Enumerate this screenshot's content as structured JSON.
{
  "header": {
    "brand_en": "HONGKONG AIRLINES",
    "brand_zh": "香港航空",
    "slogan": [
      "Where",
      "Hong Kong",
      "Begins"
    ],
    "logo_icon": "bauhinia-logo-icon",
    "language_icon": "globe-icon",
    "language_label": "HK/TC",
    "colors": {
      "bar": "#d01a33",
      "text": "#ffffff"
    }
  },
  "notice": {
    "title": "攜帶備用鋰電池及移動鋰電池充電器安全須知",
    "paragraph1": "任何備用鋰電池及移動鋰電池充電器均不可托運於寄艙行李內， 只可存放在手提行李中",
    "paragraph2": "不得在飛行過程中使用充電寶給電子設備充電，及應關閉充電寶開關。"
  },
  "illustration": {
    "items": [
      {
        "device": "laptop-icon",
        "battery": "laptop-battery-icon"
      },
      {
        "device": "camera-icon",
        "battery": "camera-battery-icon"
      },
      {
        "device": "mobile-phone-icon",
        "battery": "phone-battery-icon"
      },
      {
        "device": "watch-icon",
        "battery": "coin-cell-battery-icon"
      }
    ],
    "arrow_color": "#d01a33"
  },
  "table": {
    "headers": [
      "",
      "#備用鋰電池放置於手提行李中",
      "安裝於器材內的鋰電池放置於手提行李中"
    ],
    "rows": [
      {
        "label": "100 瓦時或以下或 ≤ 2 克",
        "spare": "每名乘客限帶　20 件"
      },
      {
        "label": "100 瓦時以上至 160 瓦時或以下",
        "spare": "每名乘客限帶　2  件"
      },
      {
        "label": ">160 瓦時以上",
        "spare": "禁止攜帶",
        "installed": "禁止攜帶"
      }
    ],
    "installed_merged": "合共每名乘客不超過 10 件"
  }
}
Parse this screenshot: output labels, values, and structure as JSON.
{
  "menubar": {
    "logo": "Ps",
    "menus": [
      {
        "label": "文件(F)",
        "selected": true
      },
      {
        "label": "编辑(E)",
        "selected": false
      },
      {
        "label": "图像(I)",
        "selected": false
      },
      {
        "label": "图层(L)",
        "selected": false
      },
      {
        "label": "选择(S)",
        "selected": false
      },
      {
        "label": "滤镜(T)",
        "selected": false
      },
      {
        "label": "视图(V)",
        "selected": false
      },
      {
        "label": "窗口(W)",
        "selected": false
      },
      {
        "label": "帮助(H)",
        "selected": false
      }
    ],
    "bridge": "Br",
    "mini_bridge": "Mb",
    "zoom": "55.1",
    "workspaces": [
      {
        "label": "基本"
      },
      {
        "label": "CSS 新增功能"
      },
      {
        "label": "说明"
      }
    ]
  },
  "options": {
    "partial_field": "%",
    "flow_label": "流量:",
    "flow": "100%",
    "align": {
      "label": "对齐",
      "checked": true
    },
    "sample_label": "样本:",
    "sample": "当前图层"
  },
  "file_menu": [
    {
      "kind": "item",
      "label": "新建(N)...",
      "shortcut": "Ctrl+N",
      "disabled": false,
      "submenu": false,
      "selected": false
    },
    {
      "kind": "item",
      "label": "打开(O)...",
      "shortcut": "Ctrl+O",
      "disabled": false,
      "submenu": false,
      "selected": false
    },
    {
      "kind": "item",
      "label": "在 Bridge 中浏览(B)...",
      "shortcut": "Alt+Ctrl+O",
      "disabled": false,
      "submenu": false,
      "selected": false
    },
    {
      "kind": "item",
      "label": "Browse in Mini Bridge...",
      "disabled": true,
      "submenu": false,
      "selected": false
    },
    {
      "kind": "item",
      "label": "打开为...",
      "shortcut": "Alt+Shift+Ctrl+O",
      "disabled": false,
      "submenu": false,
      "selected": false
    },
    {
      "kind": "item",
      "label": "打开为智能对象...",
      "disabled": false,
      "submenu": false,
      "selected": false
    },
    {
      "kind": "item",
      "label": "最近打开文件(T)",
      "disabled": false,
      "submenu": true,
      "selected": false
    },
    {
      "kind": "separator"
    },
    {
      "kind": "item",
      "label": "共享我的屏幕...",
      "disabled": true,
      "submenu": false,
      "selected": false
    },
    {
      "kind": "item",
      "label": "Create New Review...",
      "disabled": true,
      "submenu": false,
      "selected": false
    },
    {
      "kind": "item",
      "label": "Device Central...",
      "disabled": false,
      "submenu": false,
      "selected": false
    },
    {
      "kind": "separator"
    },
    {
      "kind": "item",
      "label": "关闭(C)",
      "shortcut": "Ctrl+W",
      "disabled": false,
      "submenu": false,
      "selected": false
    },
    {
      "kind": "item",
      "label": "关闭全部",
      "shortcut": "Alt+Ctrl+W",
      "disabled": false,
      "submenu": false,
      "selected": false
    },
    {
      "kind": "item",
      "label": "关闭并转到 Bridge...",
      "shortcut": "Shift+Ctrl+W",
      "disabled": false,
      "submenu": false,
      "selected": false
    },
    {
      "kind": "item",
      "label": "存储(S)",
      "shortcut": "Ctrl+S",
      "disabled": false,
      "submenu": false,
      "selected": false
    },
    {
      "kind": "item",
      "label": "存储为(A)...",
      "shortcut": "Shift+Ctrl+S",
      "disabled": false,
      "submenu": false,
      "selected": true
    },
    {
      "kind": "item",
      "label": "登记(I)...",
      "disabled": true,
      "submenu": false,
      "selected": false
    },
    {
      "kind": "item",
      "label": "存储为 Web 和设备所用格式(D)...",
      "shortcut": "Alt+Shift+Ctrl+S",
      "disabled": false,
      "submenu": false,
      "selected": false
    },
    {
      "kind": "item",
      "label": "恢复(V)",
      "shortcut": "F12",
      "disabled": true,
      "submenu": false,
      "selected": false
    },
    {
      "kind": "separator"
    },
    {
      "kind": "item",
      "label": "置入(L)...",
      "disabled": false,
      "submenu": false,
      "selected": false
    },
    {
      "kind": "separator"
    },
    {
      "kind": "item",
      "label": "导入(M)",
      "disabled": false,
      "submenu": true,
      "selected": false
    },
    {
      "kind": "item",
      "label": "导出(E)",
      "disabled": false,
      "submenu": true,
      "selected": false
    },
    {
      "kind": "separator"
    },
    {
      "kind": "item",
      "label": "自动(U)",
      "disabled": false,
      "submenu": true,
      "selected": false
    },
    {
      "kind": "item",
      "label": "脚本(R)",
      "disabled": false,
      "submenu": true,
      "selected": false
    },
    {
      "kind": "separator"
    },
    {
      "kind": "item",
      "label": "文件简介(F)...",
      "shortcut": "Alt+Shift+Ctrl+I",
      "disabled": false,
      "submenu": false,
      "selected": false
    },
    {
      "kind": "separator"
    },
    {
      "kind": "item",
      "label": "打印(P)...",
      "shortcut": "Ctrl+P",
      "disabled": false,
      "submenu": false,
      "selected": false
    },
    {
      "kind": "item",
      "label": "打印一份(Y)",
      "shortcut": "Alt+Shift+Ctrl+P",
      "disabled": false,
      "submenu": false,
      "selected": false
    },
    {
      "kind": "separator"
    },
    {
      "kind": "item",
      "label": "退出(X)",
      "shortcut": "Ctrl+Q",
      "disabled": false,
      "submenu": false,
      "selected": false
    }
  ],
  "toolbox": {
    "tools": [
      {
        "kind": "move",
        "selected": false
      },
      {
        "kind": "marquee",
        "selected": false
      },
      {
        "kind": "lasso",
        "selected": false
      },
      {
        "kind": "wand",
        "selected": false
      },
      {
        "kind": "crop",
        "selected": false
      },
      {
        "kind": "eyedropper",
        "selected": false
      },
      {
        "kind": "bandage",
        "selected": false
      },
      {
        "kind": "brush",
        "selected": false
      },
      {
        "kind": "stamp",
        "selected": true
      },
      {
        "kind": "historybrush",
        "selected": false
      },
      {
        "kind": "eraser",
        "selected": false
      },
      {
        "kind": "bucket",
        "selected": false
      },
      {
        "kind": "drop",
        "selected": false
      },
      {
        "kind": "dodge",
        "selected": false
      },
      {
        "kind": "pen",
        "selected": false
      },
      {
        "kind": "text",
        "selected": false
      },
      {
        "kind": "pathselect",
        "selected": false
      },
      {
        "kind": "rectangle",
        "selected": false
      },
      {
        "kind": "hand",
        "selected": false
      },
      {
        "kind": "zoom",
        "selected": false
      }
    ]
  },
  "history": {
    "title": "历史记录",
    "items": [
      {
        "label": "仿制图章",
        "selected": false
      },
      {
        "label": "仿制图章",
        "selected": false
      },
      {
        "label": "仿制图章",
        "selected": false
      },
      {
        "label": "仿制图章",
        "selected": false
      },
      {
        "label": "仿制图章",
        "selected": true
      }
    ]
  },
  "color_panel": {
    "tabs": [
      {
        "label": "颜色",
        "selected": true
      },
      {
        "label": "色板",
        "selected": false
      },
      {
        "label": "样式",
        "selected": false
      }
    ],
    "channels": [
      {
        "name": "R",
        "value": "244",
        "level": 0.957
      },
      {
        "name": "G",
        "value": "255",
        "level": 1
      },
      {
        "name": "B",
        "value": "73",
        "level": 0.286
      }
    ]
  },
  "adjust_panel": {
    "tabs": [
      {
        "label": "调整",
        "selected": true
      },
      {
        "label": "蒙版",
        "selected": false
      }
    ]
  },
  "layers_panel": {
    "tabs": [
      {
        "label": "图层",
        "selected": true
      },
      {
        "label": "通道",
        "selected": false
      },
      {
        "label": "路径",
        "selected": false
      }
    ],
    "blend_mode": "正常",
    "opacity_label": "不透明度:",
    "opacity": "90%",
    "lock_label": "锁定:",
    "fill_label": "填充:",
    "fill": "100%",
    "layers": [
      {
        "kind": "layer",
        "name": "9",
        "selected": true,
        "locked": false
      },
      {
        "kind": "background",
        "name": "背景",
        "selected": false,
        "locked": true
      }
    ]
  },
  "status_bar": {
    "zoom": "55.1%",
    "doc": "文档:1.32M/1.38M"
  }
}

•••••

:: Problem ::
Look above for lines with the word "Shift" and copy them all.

:: Task answer ::
      "shortcut": "Alt+Shift+Ctrl+O",
      "shortcut": "Shift+Ctrl+W",
      "shortcut": "Shift+Ctrl+S",
      "shortcut": "Alt+Shift+Ctrl+S",
      "shortcut": "Alt+Shift+Ctrl+I",
      "shortcut": "Alt+Shift+Ctrl+P",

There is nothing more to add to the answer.